Work to complete:
Write out the records again exactly. Nothing should be dropped.

◆ ◆ ◆ ◆

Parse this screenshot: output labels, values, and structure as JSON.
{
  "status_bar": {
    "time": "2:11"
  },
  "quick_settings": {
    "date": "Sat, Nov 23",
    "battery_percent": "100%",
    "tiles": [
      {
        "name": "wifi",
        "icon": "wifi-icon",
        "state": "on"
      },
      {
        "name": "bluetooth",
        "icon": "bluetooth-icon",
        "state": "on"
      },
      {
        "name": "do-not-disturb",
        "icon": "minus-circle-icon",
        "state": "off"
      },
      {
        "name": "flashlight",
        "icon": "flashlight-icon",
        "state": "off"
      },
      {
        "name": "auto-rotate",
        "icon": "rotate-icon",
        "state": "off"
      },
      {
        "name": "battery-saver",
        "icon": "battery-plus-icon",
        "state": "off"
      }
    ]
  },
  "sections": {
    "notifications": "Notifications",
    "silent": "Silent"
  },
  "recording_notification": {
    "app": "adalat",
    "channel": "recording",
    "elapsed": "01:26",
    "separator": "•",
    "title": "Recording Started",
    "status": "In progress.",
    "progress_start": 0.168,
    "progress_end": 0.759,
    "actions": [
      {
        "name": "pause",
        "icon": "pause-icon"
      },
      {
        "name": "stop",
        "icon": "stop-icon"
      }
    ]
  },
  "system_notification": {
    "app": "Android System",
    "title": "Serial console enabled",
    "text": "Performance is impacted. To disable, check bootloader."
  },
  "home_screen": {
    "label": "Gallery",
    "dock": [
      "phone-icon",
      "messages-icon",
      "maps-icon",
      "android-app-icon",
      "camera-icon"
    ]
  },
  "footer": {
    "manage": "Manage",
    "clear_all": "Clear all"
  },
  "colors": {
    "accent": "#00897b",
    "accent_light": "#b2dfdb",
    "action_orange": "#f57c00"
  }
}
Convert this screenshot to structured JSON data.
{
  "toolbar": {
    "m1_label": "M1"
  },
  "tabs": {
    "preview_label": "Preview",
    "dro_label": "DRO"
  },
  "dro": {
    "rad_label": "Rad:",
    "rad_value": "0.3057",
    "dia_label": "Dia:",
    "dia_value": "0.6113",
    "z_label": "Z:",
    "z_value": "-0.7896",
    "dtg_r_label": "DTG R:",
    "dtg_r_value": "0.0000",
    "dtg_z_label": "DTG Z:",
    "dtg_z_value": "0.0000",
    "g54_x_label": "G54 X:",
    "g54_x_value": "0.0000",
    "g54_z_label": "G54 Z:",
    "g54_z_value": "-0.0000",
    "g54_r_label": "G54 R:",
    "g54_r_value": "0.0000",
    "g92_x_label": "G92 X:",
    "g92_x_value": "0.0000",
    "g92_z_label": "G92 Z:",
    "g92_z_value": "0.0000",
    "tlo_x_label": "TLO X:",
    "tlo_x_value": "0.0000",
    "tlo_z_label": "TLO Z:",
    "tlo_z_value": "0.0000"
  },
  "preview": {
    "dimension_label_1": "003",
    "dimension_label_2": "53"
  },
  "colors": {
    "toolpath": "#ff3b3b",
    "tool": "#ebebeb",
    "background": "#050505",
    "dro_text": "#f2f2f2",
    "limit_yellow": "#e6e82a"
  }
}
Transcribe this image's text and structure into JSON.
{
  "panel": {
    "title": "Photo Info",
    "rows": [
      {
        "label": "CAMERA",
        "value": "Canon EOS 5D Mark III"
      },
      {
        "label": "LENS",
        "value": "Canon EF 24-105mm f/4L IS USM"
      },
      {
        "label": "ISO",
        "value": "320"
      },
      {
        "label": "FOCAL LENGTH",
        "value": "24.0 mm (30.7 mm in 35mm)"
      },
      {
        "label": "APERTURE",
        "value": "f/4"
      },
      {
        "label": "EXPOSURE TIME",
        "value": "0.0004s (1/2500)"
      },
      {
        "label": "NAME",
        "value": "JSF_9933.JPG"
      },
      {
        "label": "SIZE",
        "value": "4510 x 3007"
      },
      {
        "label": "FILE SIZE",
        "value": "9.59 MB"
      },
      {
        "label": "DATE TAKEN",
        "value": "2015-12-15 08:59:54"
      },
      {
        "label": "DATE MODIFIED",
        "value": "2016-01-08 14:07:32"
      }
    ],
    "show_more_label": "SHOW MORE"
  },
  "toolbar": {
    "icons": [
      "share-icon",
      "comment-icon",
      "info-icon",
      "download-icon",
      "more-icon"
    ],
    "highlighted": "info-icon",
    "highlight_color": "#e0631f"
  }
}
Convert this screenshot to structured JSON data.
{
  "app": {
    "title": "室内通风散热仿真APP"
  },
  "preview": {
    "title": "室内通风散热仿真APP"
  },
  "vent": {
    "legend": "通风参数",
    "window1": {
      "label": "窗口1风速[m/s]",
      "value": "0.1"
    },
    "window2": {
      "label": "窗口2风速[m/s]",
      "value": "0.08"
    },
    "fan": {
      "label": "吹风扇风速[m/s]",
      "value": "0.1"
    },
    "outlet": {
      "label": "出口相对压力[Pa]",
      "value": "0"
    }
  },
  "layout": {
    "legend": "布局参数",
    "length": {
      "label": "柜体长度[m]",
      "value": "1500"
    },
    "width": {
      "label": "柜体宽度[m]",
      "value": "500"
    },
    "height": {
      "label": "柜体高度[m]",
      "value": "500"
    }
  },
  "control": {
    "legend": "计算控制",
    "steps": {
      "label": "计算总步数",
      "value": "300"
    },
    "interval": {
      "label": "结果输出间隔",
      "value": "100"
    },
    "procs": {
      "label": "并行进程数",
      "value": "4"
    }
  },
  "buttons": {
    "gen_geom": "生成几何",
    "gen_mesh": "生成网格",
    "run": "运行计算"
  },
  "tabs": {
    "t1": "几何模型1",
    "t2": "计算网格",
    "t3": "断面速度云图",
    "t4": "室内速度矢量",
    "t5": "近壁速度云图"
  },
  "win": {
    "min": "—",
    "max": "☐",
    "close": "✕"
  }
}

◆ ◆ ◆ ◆

Exercise solution:
Parse this screenshot: output labels, values, and structure as JSON.
{
  "status_bar": {
    "time": "2:11"
  },
  "quick_settings": {
    "date": "Sat, Nov 23",
    "battery_percent": "100%",
    "tiles": [
      {
        "name": "wifi",
        "icon": "wifi-icon",
        "state": "on"
      },
      {
        "name": "bluetooth",
        "icon": "bluetooth-icon",
        "state": "on"
      },
      {
        "name": "do-not-disturb",
        "icon": "minus-circle-icon",
        "state": "off"
      },
      {
        "name": "flashlight",
        "icon": "flashlight-icon",
        "state": "off"
      },
      {
        "name": "auto-rotate",
        "icon": "rotate-icon",
        "state": "off"
      },
      {
        "name": "battery-saver",
        "icon": "battery-plus-icon",
        "state": "off"
      }
    ]
  },
  "sections": {
    "notifications": "Notifications",
    "silent": "Silent"
  },
  "recording_notification": {
    "app": "adalat",
    "channel": "recording",
    "elapsed": "01:26",
    "separator": "•",
    "title": "Recording Started",
    "status": "In progress.",
    "progress_start": 0.168,
    "progress_end": 0.759,
    "actions": [
      {
        "name": "pause",
        "icon": "pause-icon"
      },
      {
        "name": "stop",
        "icon": "stop-icon"
      }
    ]
  },
  "system_notification": {
    "app": "Android System",
    "title": "Serial console enabled",
    "text": "Performance is impacted. To disable, check bootloader."
  },
  "home_screen": {
    "label": "Gallery",
    "dock": [
      "phone-icon",
      "messages-icon",
      "maps-icon",
      "android-app-icon",
      "camera-icon"
    ]
  },
  "footer": {
    "manage": "Manage",
    "clear_all": "Clear all"
  },
  "colors": {
    "accent": "#00897b",
    "accent_light": "#b2dfdb",
    "action_orange": "#f57c00"
  }
}
Convert this screenshot to structured JSON data.
{
  "toolbar": {
    "m1_label": "M1"
  },
  "tabs": {
    "preview_label": "Preview",
    "dro_label": "DRO"
  },
  "dro": {
    "rad_label": "Rad:",
    "rad_value": "0.3057",
    "dia_label": "Dia:",
    "dia_value": "0.6113",
    "z_label": "Z:",
    "z_value": "-0.7896",
    "dtg_r_label": "DTG R:",
    "dtg_r_value": "0.0000",
    "dtg_z_label": "DTG Z:",
    "dtg_z_value": "0.0000",
    "g54_x_label": "G54 X:",
    "g54_x_value": "0.0000",
    "g54_z_label": "G54 Z:",
    "g54_z_value": "-0.0000",
    "g54_r_label": "G54 R:",
    "g54_r_value": "0.0000",
    "g92_x_label": "G92 X:",
    "g92_x_value": "0.0000",
    "g92_z_label": "G92 Z:",
    "g92_z_value": "0.0000",
    "tlo_x_label": "TLO X:",
    "tlo_x_value": "0.0000",
    "tlo_z_label": "TLO Z:",
    "tlo_z_value": "0.0000"
  },
  "preview": {
    "dimension_label_1": "003",
    "dimension_label_2": "53"
  },
  "colors": {
    "toolpath": "#ff3b3b",
    "tool": "#ebebeb",
    "background": "#050505",
    "dro_text": "#f2f2f2",
    "limit_yellow": "#e6e82a"
  }
}
Transcribe this image's text and structure into JSON.
{
  "panel": {
    "title": "Photo Info",
    "rows": [
      {
        "label": "CAMERA",
        "value": "Canon EOS 5D Mark III"
      },
      {
        "label": "LENS",
        "value": "Canon EF 24-105mm f/4L IS USM"
      },
      {
        "label": "ISO",
        "value": "320"
      },
      {
        "label": "FOCAL LENGTH",
        "value": "24.0 mm (30.7 mm in 35mm)"
      },
      {
        "label": "APERTURE",
        "value": "f/4"
      },
      {
        "label": "EXPOSURE TIME",
        "value": "0.0004s (1/2500)"
      },
      {
        "label": "NAME",
        "value": "JSF_9933.JPG"
      },
      {
        "label": "SIZE",
        "value": "4510 x 3007"
      },
      {
        "label": "FILE SIZE",
        "value": "9.59 MB"
      },
      {
        "label": "DATE TAKEN",
        "value": "2015-12-15 08:59:54"
      },
      {
        "label": "DATE MODIFIED",
        "value": "2016-01-08 14:07:32"
      }
    ],
    "show_more_label": "SHOW MORE"
  },
  "toolbar": {
    "icons": [
      "share-icon",
      "comment-icon",
      "info-icon",
      "download-icon",
      "more-icon"
    ],
    "highlighted": "info-icon",
    "highlight_color": "#e0631f"
  }
}
Convert this screenshot to structured JSON data.
{
  "app": {
    "title": "室内通风散热仿真APP"
  },
  "preview": {
    "title": "室内通风散热仿真APP"
  },
  "vent": {
    "legend": "通风参数",
    "window1": {
      "label": "窗口1风速[m/s]",
      "value": "0.1"
    },
    "window2": {
      "label": "窗口2风速[m/s]",
      "value": "0.08"
    },
    "fan": {
      "label": "吹风扇风速[m/s]",
      "value": "0.1"
    },
    "outlet": {
      "label": "出口相对压力[Pa]",
      "value": "0"
    }
  },
  "layout": {
    "legend": "布局参数",
    "length": {
      "label": "柜体长度[m]",
      "value": "1500"
    },
    "width": {
      "label": "柜体宽度[m]",
      "value": "500"
    },
    "height": {
      "label": "柜体高度[m]",
      "value": "500"
    }
  },
  "control": {
    "legend": "计算控制",
    "steps": {
      "label": "计算总步数",
      "value": "300"
    },
    "interval": {
      "label": "结果输出间隔",
      "value": "100"
    },
    "procs": {
      "label": "并行进程数",
      "value": "4"
    }
  },
  "buttons": {
    "gen_geom": "生成几何",
    "gen_mesh": "生成网格",
    "run": "运行计算"
  },
  "tabs": {
    "t1": "几何模型1",
    "t2": "计算网格",
    "t3": "断面速度云图",
    "t4": "室内速度矢量",
    "t5": "近壁速度云图"
  },
  "win": {
    "min": "—",
    "max": "☐",
    "close": "✕"
  }
}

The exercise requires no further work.